Data provided Start Marker
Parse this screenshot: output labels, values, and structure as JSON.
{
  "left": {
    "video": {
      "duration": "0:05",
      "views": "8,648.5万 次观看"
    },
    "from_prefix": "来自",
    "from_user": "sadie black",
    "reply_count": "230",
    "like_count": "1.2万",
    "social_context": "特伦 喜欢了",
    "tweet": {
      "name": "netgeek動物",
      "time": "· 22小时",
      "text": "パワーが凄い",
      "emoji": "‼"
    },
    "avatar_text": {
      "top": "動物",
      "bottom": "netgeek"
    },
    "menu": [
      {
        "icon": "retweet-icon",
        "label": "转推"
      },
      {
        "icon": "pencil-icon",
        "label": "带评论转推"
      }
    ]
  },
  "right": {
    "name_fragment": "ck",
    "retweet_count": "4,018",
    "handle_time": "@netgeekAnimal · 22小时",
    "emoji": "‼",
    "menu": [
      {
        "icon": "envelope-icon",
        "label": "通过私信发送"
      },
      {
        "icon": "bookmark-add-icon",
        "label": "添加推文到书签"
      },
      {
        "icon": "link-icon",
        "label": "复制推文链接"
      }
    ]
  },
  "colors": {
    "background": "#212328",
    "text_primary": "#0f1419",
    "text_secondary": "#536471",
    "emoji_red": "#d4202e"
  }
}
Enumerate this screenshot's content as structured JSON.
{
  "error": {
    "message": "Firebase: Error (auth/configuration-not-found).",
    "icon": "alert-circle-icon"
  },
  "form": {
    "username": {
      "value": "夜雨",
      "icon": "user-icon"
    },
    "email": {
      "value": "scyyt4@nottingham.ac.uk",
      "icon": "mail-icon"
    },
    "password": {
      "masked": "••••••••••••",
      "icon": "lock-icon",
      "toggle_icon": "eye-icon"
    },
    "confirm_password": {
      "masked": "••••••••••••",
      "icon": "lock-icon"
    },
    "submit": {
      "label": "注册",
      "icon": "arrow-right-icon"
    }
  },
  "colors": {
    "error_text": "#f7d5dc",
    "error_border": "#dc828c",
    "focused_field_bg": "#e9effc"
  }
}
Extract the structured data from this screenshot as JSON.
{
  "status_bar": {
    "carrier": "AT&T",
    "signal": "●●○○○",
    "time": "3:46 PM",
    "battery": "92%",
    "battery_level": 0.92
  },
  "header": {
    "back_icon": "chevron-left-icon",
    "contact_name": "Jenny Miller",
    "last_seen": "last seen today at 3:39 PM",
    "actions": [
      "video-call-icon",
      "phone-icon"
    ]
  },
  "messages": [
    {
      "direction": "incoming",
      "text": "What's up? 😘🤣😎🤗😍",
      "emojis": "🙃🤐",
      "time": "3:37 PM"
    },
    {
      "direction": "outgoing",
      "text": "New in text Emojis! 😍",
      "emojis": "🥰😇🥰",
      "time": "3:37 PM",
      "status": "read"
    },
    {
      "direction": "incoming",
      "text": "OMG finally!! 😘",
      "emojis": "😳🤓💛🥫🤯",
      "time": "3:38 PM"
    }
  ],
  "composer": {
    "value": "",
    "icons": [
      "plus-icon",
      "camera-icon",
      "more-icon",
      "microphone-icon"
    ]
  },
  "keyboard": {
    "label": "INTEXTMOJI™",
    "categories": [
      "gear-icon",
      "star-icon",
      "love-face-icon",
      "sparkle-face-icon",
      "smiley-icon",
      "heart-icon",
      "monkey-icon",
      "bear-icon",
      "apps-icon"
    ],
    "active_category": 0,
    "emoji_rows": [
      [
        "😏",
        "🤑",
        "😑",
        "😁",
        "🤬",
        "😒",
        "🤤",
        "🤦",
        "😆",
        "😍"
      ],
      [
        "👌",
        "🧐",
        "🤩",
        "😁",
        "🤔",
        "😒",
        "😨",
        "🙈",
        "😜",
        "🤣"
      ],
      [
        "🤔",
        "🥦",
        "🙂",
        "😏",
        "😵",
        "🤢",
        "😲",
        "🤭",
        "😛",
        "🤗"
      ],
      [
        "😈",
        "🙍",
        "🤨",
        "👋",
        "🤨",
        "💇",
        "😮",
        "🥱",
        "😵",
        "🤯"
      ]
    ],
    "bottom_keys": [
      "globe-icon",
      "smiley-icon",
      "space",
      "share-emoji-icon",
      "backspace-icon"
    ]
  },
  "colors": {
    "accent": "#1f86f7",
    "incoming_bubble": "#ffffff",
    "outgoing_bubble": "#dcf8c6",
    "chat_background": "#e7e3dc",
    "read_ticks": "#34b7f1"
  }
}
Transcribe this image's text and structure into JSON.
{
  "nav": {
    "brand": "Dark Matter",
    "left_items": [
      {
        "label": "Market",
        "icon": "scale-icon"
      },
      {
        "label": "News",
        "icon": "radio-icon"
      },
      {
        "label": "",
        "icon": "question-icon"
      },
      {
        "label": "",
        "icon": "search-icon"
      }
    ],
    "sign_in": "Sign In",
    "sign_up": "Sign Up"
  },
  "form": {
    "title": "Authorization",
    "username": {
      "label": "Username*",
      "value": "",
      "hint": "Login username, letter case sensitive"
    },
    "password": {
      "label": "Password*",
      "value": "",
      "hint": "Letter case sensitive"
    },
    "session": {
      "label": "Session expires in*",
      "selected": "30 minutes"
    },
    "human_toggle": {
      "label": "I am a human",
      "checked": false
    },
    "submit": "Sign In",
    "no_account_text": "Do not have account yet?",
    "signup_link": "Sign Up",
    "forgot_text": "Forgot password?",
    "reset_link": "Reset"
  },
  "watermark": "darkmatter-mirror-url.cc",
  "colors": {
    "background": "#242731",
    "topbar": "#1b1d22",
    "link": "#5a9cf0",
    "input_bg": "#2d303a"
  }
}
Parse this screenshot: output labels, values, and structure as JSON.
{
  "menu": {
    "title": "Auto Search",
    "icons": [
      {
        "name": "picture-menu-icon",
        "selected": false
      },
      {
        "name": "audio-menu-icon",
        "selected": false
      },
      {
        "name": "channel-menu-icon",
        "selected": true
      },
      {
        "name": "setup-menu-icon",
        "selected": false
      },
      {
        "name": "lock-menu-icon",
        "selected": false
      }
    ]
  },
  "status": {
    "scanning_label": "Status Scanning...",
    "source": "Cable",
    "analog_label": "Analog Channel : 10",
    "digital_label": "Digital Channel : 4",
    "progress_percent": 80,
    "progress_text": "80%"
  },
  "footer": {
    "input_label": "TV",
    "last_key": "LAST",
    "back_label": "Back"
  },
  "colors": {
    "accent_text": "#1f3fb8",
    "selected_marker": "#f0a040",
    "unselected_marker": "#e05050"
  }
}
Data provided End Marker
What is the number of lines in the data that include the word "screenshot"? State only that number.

4